__Work order__: Find the lines below in which the string "type" occurs. Copy each one.

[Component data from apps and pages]

§ §

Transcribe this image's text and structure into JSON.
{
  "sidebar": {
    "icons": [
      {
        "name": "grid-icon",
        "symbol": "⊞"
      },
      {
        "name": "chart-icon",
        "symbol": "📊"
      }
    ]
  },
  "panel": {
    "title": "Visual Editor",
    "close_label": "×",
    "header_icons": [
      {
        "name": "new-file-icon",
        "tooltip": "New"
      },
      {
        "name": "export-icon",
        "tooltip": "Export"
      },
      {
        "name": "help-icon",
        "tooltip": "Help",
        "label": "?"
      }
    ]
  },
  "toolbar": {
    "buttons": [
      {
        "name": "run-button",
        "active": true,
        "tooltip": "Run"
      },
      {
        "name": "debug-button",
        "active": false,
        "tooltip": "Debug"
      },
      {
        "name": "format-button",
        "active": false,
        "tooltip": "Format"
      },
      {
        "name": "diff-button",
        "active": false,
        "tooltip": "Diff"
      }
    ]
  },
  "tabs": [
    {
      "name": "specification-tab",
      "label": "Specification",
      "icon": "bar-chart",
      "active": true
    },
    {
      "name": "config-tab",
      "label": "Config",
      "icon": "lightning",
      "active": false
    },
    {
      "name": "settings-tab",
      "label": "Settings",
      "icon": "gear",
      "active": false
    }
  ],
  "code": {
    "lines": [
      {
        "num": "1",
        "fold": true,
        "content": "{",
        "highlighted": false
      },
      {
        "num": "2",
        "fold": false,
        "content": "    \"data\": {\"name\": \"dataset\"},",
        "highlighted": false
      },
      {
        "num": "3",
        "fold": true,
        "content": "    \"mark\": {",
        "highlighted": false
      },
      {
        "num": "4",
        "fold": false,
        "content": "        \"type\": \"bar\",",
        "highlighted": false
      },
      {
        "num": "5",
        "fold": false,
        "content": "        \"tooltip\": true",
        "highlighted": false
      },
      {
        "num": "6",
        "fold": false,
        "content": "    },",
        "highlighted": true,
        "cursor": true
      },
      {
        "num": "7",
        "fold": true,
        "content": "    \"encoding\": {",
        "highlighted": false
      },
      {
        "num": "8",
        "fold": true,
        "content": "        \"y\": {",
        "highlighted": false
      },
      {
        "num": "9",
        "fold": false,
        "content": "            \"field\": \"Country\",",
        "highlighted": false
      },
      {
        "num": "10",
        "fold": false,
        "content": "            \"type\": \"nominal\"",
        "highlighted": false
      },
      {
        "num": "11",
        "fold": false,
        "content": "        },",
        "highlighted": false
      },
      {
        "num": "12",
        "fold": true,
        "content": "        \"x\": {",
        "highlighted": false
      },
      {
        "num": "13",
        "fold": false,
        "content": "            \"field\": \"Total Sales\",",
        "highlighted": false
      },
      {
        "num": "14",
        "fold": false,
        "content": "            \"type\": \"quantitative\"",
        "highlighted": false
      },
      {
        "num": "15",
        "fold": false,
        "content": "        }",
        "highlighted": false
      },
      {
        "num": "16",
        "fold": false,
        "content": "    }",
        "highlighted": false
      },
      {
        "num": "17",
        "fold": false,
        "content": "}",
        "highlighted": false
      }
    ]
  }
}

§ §

__Answer space__:
        "content": "        \"type\": \"bar\",",
        "content": "            \"type\": \"nominal\"",
        "content": "            \"type\": \"quantitative\"",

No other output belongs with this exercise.